This, of course, brings me to one of the most heartbreaking moments you could experience as a kid; Ash, desperate to stop the fighting, leaps between the two and is inexplicably turned to stone. The moment is shocking (even for me…and I’ve never been that big a fan of Ash) but quickly becomes absolutely heartwrenching when Pikachu, confused and in despair, tries to rouse its master with little pushes and shock after shock. The fighting stops; friend and foe alike gaze in disbelief as Pikachu fails to awaken Ash and bursts into tears of grief. It’s absolutely heartbreaking even now just seeing Pikachu in such a desperate state. Luckily, that “tears of life” story pays off and the collective tears of all the Pokémon restore Ash but I never expected the movie to have this sudden, abrupt turn into the feels and it still gets me to this day.
Pokémon: The First Movie was a rousing success, earning over $170 million at the box office and kick-starting a slew of movies to follow.

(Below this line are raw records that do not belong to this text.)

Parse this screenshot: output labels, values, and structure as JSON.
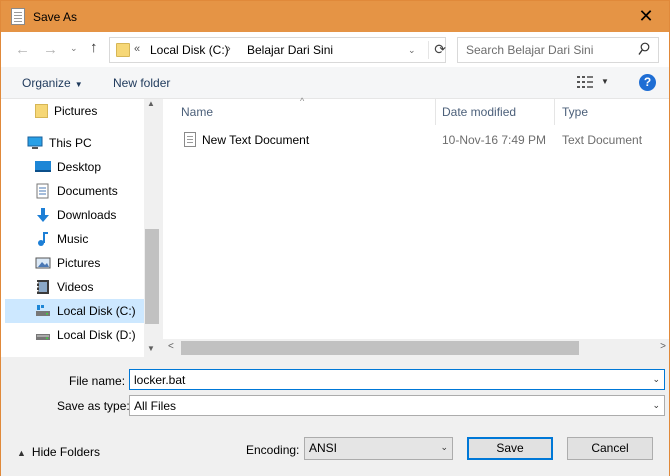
{
  "window": {
    "title": "Save As",
    "close_glyph": "✕"
  },
  "nav": {
    "back": "←",
    "forward": "→",
    "recent": "⌄",
    "up": "↑"
  },
  "address": {
    "overflow": "«",
    "path": [
      "Local Disk (C:)",
      "Belajar Dari Sini"
    ],
    "separator": "›",
    "dropdown": "⌄",
    "refresh": "⟳"
  },
  "search": {
    "placeholder": "Search Belajar Dari Sini"
  },
  "toolbar": {
    "organize_label": "Organize",
    "organize_dd": "▼",
    "new_folder_label": "New folder",
    "view_dd": "▼",
    "help": "?"
  },
  "sidebar": {
    "items": [
      {
        "label": "Pictures",
        "icon": "folder-icon"
      },
      {
        "label": "This PC",
        "icon": "computer-icon"
      },
      {
        "label": "Desktop",
        "icon": "desktop-icon"
      },
      {
        "label": "Documents",
        "icon": "documents-icon"
      },
      {
        "label": "Downloads",
        "icon": "downloads-icon"
      },
      {
        "label": "Music",
        "icon": "music-icon"
      },
      {
        "label": "Pictures",
        "icon": "pictures-icon"
      },
      {
        "label": "Videos",
        "icon": "videos-icon"
      },
      {
        "label": "Local Disk (C:)",
        "icon": "drive-icon",
        "selected": true
      },
      {
        "label": "Local Disk (D:)",
        "icon": "drive-icon"
      }
    ],
    "scroll_up": "▲",
    "scroll_down": "▼"
  },
  "files": {
    "columns": [
      "Name",
      "Date modified",
      "Type"
    ],
    "sort_glyph": "^",
    "rows": [
      {
        "name": "New Text Document",
        "date": "10-Nov-16 7:49 PM",
        "type": "Text Document"
      }
    ],
    "scroll_left": "<",
    "scroll_right": ">"
  },
  "form": {
    "file_name_label": "File name:",
    "file_name_value": "locker.bat",
    "save_type_label": "Save as type:",
    "save_type_value": "All Files",
    "dd_glyph": "⌄",
    "hide_folders_label": "Hide Folders",
    "hide_folders_caret": "▲",
    "encoding_label": "Encoding:",
    "encoding_value": "ANSI",
    "save_label": "Save",
    "cancel_label": "Cancel"
  },
  "colors": {
    "titlebar": "#e59445",
    "accent": "#0078d7",
    "selection": "#cde8ff"
  }
}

The producers circled back around to Mewtwo a couple of times after this, first in the direct-to-DVD sequel, Pokémon: Mewtwo Returns (Sonoda, 2000), which answered a few lingering questions from this film, and then Mewtwo and Mew also appeared in Pokémon: The Mastermind of Mirage (Yuyama and Fujita, 2006). Mewtwo also featured in Pokémon the Movie: Genesect and the Legend Awakened (Yuyama, 2013), though that film inexplicably and quite ridiculously featured an entirely different Mewtwo, and Pokémon: The First Movie was remade entirely in CGI in 2019 around about in time for the first film’s twentieth anniversary and, of course, who else but Mewtwo would feature as the principal antagonist in Pokémon: Detective Pikachu (Letterman, 2019), a film that explicitly referenced Pokémon: The First Movie when discussing Mewtwo’s origins.

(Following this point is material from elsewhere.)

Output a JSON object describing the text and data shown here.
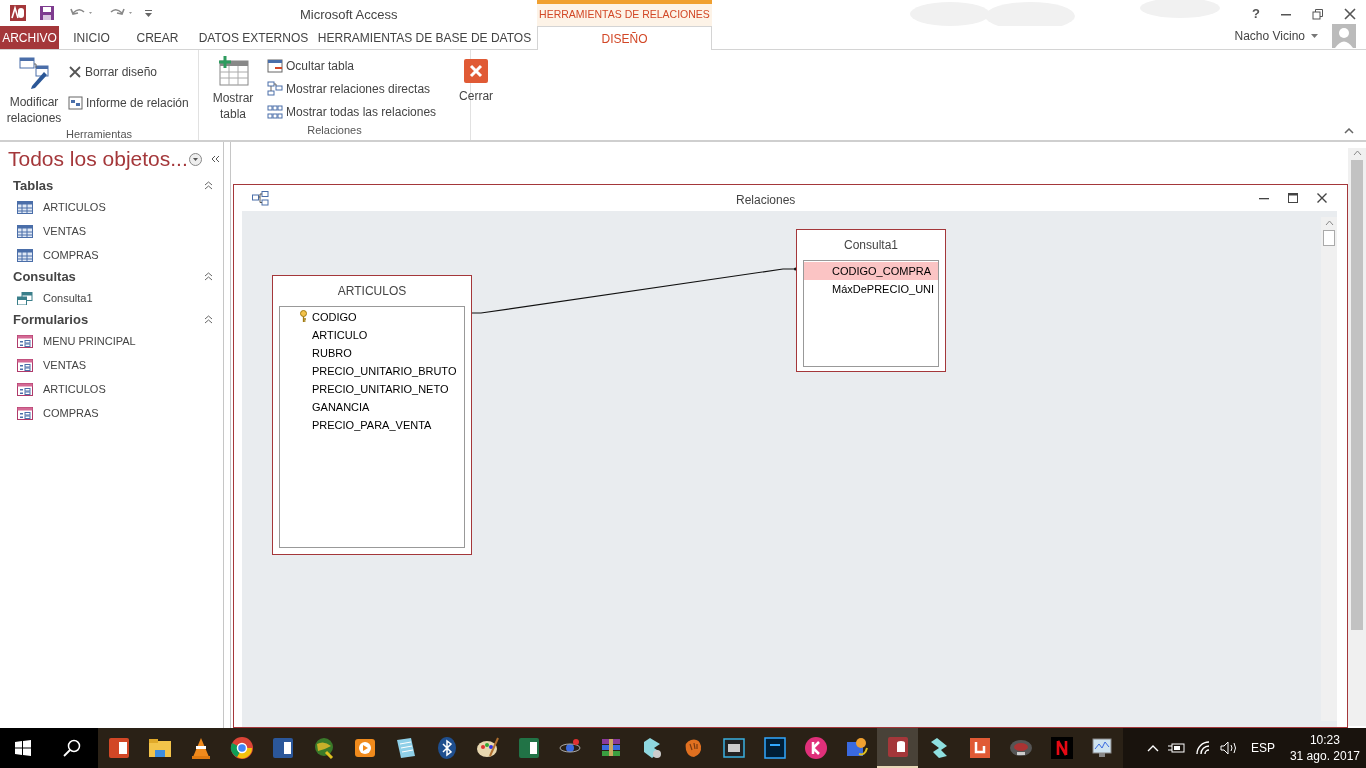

Never doubt the power of nostalgia; it can make even the crappiest polygonal graphics seem timeless and the most outlandish movies memorable. I still like Pokémon but I don’t really play the games anymore and am nowhere near as invested in the franchise as I was when Pokémon: The First Movie came out; I would scour magazines and comic books for glimpses of the film and the mysterious new Pokémon we knew nothing about and went out of my way to get a bootleg VHS of the movie just so I could watch it and see my favourite Pokémon in action. I admit that nostalgia plays a large part in my affection for Pokémon: The First Movie but it is still a really solid entry in the Pokémon movie series and a decent animated feature in its own right. It’s not as action-packed as the later entries and nowhere near as well animated or scripted but the hype was real and seeing Mewtwo and Mew go at it in this classic will never got old. It got me then and it still gets me now.

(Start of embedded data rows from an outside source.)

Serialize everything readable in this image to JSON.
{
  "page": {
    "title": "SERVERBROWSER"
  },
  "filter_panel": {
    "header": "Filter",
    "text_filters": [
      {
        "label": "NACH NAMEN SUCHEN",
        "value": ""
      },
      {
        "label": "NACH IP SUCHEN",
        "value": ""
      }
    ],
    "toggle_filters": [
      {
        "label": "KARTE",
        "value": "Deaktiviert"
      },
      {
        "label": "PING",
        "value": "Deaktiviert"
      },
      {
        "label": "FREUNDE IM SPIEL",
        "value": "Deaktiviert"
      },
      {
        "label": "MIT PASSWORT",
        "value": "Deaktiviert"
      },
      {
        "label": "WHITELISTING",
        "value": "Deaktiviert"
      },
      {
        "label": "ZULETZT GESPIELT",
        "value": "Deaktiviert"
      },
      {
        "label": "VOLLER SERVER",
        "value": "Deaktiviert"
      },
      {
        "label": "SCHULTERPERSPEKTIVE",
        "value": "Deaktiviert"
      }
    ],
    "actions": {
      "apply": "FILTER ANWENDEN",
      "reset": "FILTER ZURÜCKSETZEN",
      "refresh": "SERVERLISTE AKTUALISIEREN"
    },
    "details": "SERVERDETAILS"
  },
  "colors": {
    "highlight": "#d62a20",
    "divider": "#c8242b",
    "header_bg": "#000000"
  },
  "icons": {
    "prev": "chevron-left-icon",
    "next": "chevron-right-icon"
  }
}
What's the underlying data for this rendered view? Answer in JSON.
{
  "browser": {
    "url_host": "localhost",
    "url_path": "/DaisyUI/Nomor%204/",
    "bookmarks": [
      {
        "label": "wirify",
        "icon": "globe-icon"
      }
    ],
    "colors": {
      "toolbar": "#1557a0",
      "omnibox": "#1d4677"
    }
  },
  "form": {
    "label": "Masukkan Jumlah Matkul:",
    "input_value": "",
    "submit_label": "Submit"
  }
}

What did you think of Pokémon: The First Movie? Where does it rank for you compared to the other Pokémon films? Do you think it still holds up to this day or do you think it’s seen better days? How are you celebrating Mewtwo’s birthday this year? Whatever you think about Pokémon: The First Movie, Mewtwo, and Pokémon in general, leave your thoughts in the comments below